I hung back, hoping Mom would change her mind, but she marched on without hesitating until we were standing at the bottom of the taco-shaped hole in the rock where someone had left half a dozen metal rings hanging like earrings from loops drilled into the rock. Then Mom unveiled her plan...
The distances got shorter and everything got smaller the longer I walked. It was like I was on a movie set that only looks real if you stand in the right spot, and when you walk around you discover that everything is a size that doesn't match.
She was hanging with only her toes on the ground and her brand new Ross Dress for Less jacket caught on the fence post. I looked at her dangling feet and her swimming arms. “I’m not with her,” I said.

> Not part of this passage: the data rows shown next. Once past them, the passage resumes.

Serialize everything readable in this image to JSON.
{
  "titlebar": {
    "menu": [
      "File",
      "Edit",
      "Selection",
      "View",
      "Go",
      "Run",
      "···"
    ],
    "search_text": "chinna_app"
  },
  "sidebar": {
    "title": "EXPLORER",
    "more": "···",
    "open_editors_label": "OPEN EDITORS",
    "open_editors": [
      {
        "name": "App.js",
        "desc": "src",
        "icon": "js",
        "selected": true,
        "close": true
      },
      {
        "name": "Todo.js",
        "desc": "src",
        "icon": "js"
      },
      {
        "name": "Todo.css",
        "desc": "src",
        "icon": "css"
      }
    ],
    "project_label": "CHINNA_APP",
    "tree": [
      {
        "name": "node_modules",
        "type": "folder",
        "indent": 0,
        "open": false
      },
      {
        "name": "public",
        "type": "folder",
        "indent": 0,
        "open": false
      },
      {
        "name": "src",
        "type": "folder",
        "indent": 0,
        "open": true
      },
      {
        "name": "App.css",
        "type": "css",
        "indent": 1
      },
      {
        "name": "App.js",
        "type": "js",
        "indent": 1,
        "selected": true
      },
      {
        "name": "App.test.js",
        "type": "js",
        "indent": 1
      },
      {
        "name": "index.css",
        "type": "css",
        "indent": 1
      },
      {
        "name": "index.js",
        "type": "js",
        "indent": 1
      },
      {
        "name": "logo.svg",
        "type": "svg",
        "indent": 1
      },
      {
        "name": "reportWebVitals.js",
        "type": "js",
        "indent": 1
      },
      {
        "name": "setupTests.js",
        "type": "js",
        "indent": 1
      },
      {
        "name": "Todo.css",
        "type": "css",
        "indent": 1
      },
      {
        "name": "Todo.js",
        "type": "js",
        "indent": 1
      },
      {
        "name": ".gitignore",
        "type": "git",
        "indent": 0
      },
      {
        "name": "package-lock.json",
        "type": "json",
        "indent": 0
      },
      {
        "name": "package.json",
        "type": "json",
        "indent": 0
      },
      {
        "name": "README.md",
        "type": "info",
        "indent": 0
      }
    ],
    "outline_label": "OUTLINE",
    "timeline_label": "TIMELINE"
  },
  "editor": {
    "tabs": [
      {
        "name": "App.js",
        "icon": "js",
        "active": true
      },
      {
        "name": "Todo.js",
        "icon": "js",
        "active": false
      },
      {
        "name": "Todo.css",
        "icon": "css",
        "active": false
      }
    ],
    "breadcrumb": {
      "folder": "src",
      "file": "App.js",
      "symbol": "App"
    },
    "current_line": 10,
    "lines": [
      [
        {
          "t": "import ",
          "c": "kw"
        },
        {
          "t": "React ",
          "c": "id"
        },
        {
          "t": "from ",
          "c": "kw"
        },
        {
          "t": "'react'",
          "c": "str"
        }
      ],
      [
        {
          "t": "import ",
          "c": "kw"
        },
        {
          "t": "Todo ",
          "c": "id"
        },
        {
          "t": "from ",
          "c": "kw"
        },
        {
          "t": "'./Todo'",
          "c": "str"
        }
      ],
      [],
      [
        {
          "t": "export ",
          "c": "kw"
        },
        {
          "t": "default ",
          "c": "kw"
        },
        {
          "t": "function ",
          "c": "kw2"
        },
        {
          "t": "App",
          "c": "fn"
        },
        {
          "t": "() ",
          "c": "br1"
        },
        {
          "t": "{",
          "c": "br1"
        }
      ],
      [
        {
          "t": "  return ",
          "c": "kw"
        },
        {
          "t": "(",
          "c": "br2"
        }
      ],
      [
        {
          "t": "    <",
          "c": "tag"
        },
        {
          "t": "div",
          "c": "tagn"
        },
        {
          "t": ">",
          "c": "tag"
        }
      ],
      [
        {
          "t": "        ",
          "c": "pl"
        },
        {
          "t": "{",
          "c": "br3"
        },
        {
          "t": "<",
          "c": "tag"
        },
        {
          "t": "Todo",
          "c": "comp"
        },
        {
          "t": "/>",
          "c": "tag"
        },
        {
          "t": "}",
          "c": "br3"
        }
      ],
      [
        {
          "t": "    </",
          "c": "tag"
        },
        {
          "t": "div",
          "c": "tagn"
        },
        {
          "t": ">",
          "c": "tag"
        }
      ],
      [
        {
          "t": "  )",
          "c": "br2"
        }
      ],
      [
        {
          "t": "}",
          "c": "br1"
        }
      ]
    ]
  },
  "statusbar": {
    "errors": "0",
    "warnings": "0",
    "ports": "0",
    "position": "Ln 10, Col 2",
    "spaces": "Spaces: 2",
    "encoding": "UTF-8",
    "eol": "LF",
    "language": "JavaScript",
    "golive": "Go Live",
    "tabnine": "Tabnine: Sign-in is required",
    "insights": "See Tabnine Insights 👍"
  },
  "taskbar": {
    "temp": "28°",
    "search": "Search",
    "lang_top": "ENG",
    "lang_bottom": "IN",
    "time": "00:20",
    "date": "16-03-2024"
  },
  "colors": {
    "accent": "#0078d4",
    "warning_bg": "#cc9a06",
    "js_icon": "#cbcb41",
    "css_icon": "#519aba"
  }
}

I felt sorry for Mom and her addiction to measuring things. All it does is make her wish that her adventure was over so that she misses the whole thing... I hoped that Mom would finally figure out what I'd been telling her all along, and things like time and distance are something that she made up to torture herself, but she was done talking.
When we got back to the bottle with the beak that snogged the foul-smelling snot, I saw a family of raccoons fiddling with the trash dumpster. They weren't actually raccoons, they were two people and a dog, but I'd never seen people trying to unlock a dumpster before, so I figured that they must be raccoons in some very clever costumes.
Soon, the road-like-thing turned to conceal itself between the toes of the mountain, and we followed it inside. The trail was marvelously horrible. It looked like the path to a lair of a wicked monster that would crunch the bones of hikers that came to visit him.
I didn’t think you could have a city on mountains so savage, but the people who built this city were the same clan of Oregon trailers who stopped on the section of trail covered in the graves and bones of dead travelers and said, "Here's good!" I guess if you live in a town of people so fond of ringing doorbells, you’ve got to go to extreme lengths to keep your privacy or you’d NEVER get to finish your dinner.
When a hill pokes out of the ground like a human's big toe in a place where it doesn't belong, that's called a butt. This Wyoming butt burst purposefully out of the ground and seemed like it was leaning forward like it had something urgent to tell us. It was made up of long, straight columns and still seemed to be erupting out of the ground before our eyes. It was the biggest butt I'd ever seen in my life. I felt drawn to it.
The hills were rounded and furry with wiry grass that was excellent for rolling in, and here and there in the distance sprouted tiny farm houses. There was a 1% cloud in the air, and the sun lit it up and gave everything a glow the color of gold like a scene from a 99¢ Christmas card.
she kept staring up toward where the sunrise should have been. Instead of a sunrise, there was a giant mountain covered in an armor of thorny rock spikes. Puffy clouds were stuck in the spikes like trash stuck a fence along the freeway, and those clouds were lit up from underneath by the missing sunrise. The whole thing worked like a trap to pull on Mom's eyes like a giant billboard that said CLIMB ME.